[WORK REQUIRED]
Return a copy of every line in the data below that contains "favicon".

Recorded data
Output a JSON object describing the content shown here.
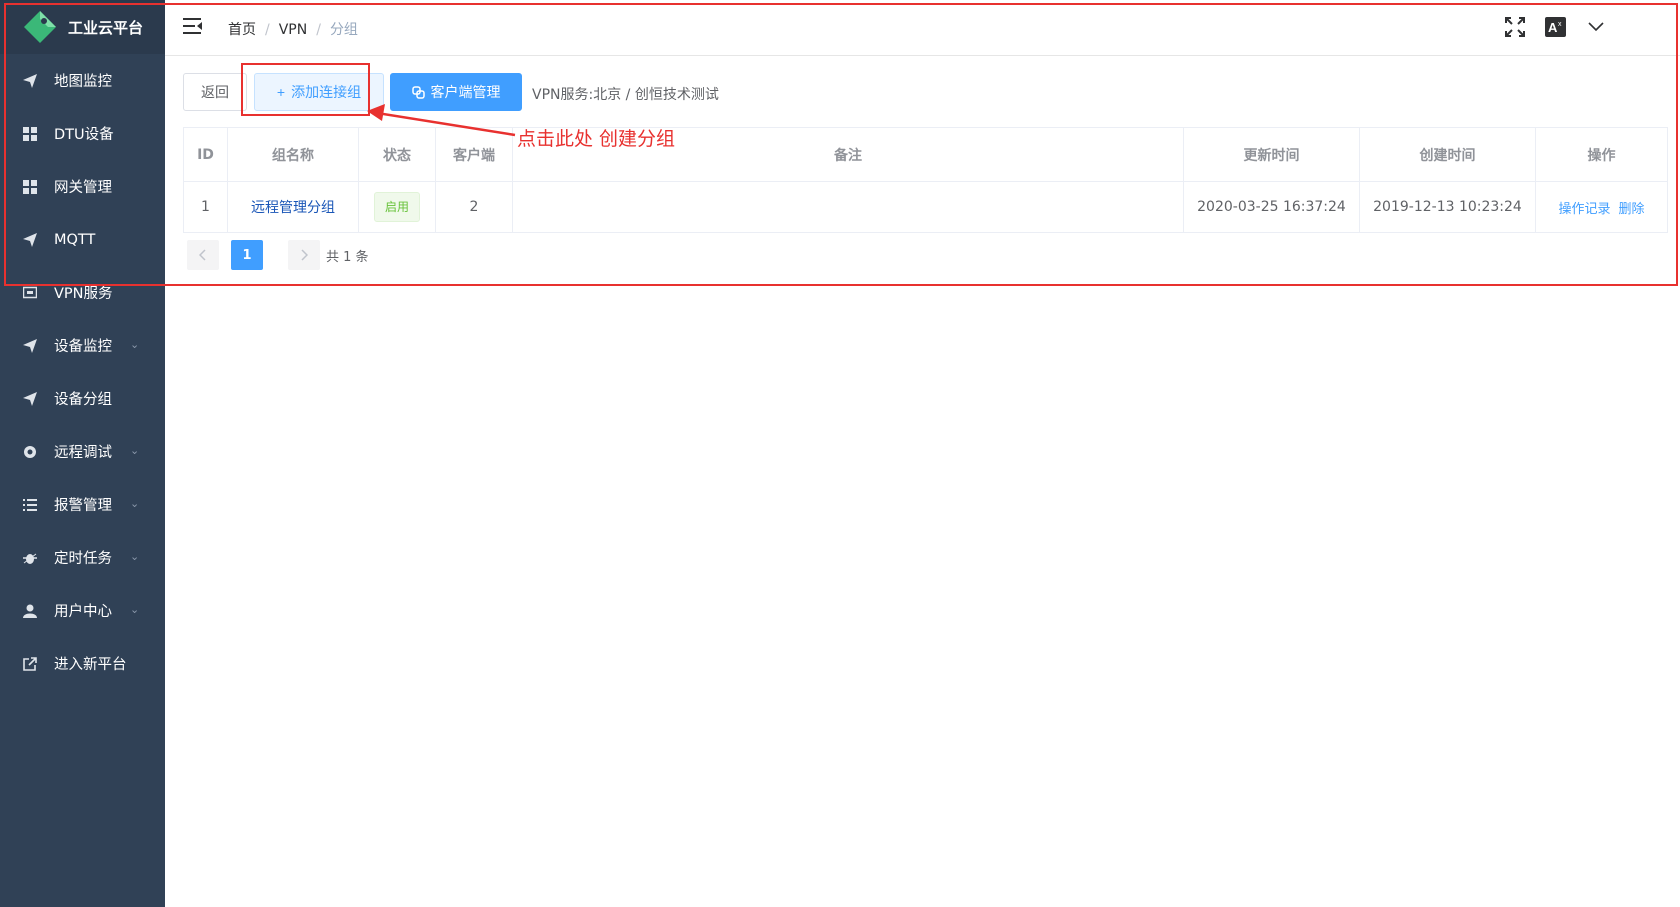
{
  "app": {
    "title": "工业云平台"
  },
  "sidebar": {
    "items": [
      {
        "label": "地图监控",
        "icon": "send-icon",
        "has_children": false
      },
      {
        "label": "DTU设备",
        "icon": "grid-icon",
        "has_children": false
      },
      {
        "label": "网关管理",
        "icon": "grid-icon",
        "has_children": false
      },
      {
        "label": "MQTT",
        "icon": "send-icon",
        "has_children": false
      },
      {
        "label": "VPN服务",
        "icon": "monitor-icon",
        "has_children": false
      },
      {
        "label": "设备监控",
        "icon": "send-icon",
        "has_children": true
      },
      {
        "label": "设备分组",
        "icon": "send-icon",
        "has_children": false
      },
      {
        "label": "远程调试",
        "icon": "settings-icon",
        "has_children": true
      },
      {
        "label": "报警管理",
        "icon": "list-icon",
        "has_children": true
      },
      {
        "label": "定时任务",
        "icon": "bug-icon",
        "has_children": true
      },
      {
        "label": "用户中心",
        "icon": "user-icon",
        "has_children": true
      },
      {
        "label": "进入新平台",
        "icon": "external-link-icon",
        "has_children": false
      }
    ]
  },
  "header": {
    "breadcrumb": [
      "首页",
      "VPN",
      "分组"
    ],
    "separator": "/"
  },
  "toolbar": {
    "back_label": "返回",
    "add_label": "添加连接组",
    "add_prefix": "+",
    "client_label": "客户端管理",
    "vpn_info": "VPN服务:北京 / 创恒技术测试"
  },
  "table": {
    "columns": [
      "ID",
      "组名称",
      "状态",
      "客户端",
      "备注",
      "更新时间",
      "创建时间",
      "操作"
    ],
    "rows": [
      {
        "id": "1",
        "name": "远程管理分组",
        "status": "启用",
        "clients": "2",
        "remark": "",
        "updated": "2020-03-25 16:37:24",
        "created": "2019-12-13 10:23:24",
        "actions": [
          "操作记录",
          "删除"
        ]
      }
    ]
  },
  "pagination": {
    "current": "1",
    "total_text": "共 1 条"
  },
  "annotation": {
    "text": "点击此处 创建分组",
    "color": "#e8312f"
  },
  "colors": {
    "sidebar_bg": "#304156",
    "primary": "#409eff",
    "success": "#67c23a",
    "annotation_red": "#e8312f"
  }
}
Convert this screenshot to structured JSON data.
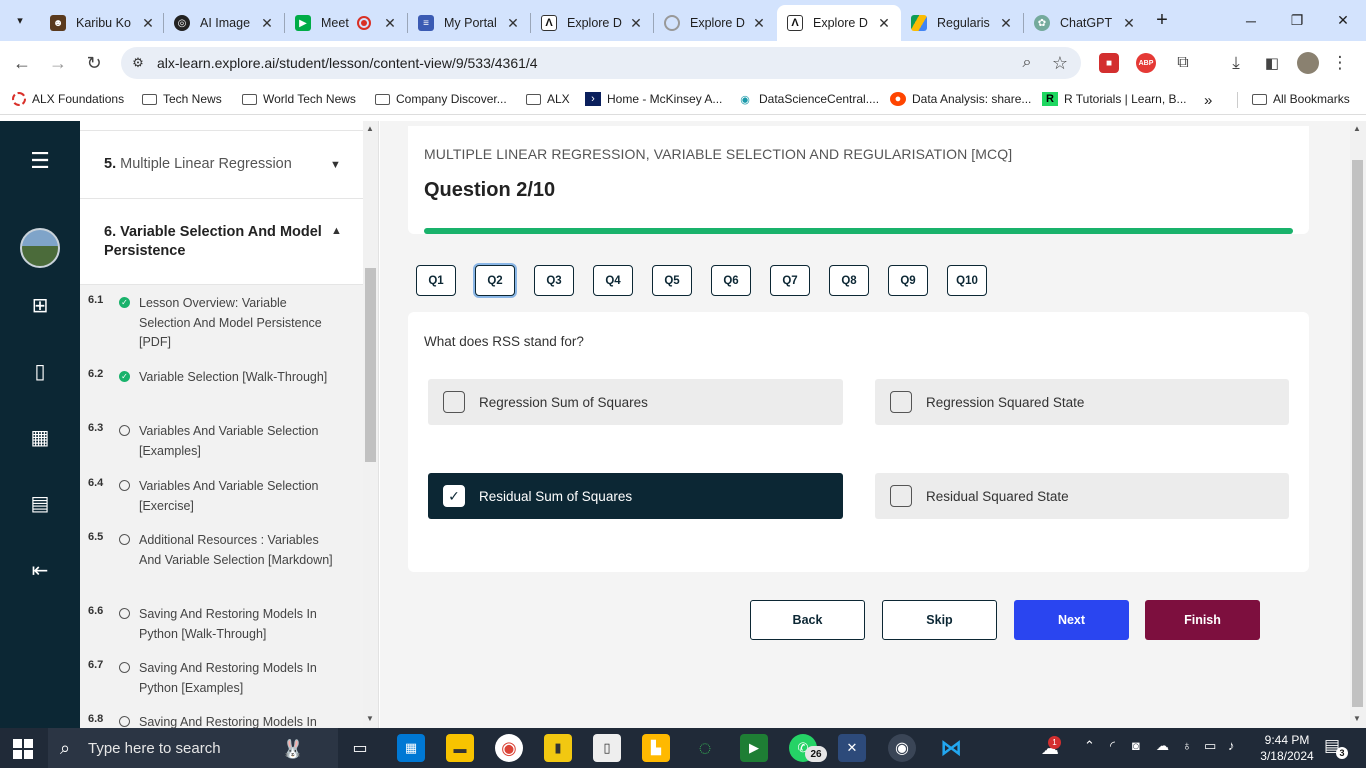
{
  "browser": {
    "tabs": [
      {
        "title": "Karibu Ko",
        "icon": "karibu-favicon"
      },
      {
        "title": "AI Image",
        "icon": "ai-image-favicon"
      },
      {
        "title": "Meet",
        "icon": "meet-favicon"
      },
      {
        "title": "My Portal",
        "icon": "portal-favicon"
      },
      {
        "title": "Explore D",
        "icon": "explore-favicon"
      },
      {
        "title": "Explore D",
        "icon": "loading-favicon"
      },
      {
        "title": "Explore D",
        "icon": "explore-favicon"
      },
      {
        "title": "Regularis",
        "icon": "drive-favicon"
      },
      {
        "title": "ChatGPT",
        "icon": "chatgpt-favicon"
      }
    ],
    "active_tab_index": 6,
    "url": "alx-learn.explore.ai/student/lesson/content-view/9/533/4361/4",
    "bookmarks": [
      "ALX Foundations",
      "Tech News",
      "World Tech News",
      "Company Discover...",
      "ALX",
      "Home - McKinsey A...",
      "DataScienceCentral....",
      "Data Analysis: share...",
      "R Tutorials | Learn, B..."
    ],
    "all_bookmarks": "All Bookmarks"
  },
  "sidebar": {
    "section5": {
      "num": "5.",
      "title": "Multiple Linear Regression"
    },
    "section6": {
      "num": "6.",
      "title": "Variable Selection And Model Persistence"
    },
    "lessons": [
      {
        "num": "6.1",
        "title": "Lesson Overview: Variable Selection And Model Persistence [PDF]",
        "done": true
      },
      {
        "num": "6.2",
        "title": "Variable Selection [Walk-Through]",
        "done": true
      },
      {
        "num": "6.3",
        "title": "Variables And Variable Selection [Examples]",
        "done": false
      },
      {
        "num": "6.4",
        "title": "Variables And Variable Selection [Exercise]",
        "done": false
      },
      {
        "num": "6.5",
        "title": "Additional Resources : Variables And Variable Selection [Markdown]",
        "done": false
      },
      {
        "num": "6.6",
        "title": "Saving And Restoring Models In Python [Walk-Through]",
        "done": false
      },
      {
        "num": "6.7",
        "title": "Saving And Restoring Models In Python [Examples]",
        "done": false
      },
      {
        "num": "6.8",
        "title": "Saving And Restoring Models In",
        "done": false
      }
    ]
  },
  "quiz": {
    "type_label": "MULTIPLE LINEAR REGRESSION, VARIABLE SELECTION AND REGULARISATION [MCQ]",
    "question_label": "Question 2/10",
    "progress": 1.0,
    "question_buttons": [
      "Q1",
      "Q2",
      "Q3",
      "Q4",
      "Q5",
      "Q6",
      "Q7",
      "Q8",
      "Q9",
      "Q10"
    ],
    "current_question": "Q2",
    "question_text": "What does RSS stand for?",
    "options": [
      {
        "label": "Regression Sum of Squares",
        "selected": false
      },
      {
        "label": "Regression Squared State",
        "selected": false
      },
      {
        "label": "Residual Sum of Squares",
        "selected": true
      },
      {
        "label": "Residual Squared State",
        "selected": false
      }
    ],
    "actions": {
      "back": "Back",
      "skip": "Skip",
      "next": "Next",
      "finish": "Finish"
    },
    "colors": {
      "next": "#2a45f0",
      "finish": "#7d0f3e",
      "selected": "#0c2734",
      "progress": "#19b26b"
    }
  },
  "taskbar": {
    "search_placeholder": "Type here to search",
    "whatsapp_badge": "26",
    "weather_badge": "1",
    "time": "9:44 PM",
    "date": "3/18/2024",
    "notifications": "3"
  }
}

[YOUR RESPONSE]
        "icon": "karibu-favicon"
        "icon": "ai-image-favicon"
        "icon": "meet-favicon"
        "icon": "portal-favicon"
        "icon": "explore-favicon"
        "icon": "loading-favicon"
        "icon": "explore-favicon"
        "icon": "drive-favicon"
        "icon": "chatgpt-favicon"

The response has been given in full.